[TASK TO COMPLETE]: Among the lines of the entries below, count those containing the word "高等数学" and answer with the number only.

[DATA FOR ANALYSIS]:
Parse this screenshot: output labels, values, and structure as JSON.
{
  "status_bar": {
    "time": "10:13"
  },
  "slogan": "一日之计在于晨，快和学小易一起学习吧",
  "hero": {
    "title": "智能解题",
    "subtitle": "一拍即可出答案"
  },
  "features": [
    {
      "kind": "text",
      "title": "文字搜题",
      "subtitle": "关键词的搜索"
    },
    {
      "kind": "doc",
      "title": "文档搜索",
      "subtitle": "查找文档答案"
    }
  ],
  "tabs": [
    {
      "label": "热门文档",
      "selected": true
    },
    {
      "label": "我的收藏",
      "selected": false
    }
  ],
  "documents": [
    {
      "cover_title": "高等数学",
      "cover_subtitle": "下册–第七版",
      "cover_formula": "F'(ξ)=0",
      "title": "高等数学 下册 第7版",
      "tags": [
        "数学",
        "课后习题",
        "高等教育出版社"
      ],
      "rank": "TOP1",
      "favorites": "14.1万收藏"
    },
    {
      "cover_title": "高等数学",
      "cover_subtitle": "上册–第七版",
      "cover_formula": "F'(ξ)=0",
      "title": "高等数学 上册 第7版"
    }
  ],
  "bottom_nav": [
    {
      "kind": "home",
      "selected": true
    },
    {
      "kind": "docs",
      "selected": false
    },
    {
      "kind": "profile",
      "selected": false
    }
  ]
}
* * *
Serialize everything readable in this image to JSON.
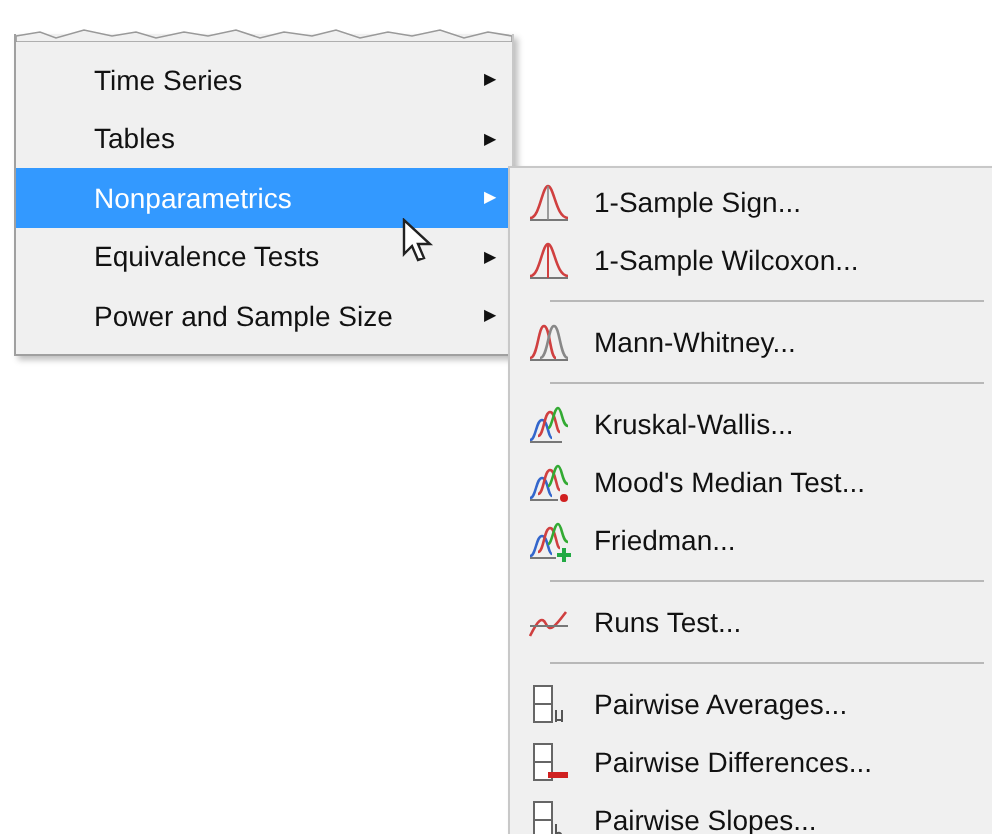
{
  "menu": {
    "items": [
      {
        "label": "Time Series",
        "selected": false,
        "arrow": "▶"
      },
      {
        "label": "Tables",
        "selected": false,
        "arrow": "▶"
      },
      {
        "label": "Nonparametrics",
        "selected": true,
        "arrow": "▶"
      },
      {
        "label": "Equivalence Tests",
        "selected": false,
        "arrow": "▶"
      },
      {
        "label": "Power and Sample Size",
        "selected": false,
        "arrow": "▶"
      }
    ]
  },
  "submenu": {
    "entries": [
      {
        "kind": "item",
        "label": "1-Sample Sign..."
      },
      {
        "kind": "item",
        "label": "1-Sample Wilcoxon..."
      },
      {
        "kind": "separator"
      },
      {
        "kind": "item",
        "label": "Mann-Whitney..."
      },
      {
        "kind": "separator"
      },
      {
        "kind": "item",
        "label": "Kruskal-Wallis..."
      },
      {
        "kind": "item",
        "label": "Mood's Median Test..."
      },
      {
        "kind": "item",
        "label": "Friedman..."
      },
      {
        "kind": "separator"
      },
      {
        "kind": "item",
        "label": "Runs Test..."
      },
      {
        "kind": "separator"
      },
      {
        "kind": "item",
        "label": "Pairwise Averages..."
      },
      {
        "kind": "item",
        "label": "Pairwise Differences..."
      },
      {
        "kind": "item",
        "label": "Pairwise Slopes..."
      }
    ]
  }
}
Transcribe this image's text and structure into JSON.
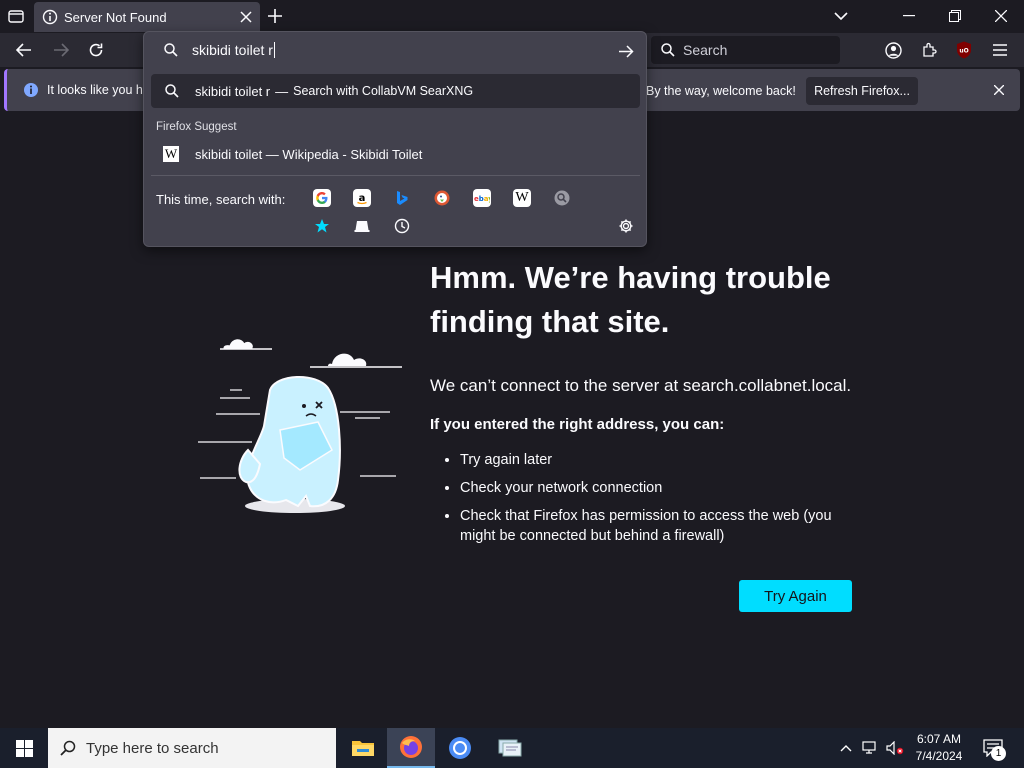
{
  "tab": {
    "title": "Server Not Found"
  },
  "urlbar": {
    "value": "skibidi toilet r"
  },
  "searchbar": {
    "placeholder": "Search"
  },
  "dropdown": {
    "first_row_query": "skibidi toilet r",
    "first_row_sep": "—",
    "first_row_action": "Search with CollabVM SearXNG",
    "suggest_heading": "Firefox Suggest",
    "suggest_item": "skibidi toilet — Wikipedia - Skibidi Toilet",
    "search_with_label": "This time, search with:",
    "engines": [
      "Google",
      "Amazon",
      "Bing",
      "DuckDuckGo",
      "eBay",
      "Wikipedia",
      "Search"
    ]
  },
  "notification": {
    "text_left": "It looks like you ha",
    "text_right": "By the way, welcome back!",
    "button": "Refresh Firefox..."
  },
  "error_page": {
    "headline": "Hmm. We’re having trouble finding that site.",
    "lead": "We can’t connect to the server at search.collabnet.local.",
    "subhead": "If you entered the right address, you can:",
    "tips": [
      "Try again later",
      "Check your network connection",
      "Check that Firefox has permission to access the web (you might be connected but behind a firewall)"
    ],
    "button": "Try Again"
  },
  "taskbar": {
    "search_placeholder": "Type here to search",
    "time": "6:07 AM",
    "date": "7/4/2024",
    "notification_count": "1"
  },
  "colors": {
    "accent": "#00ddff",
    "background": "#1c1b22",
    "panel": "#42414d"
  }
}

[ANSWER SECTION]: 4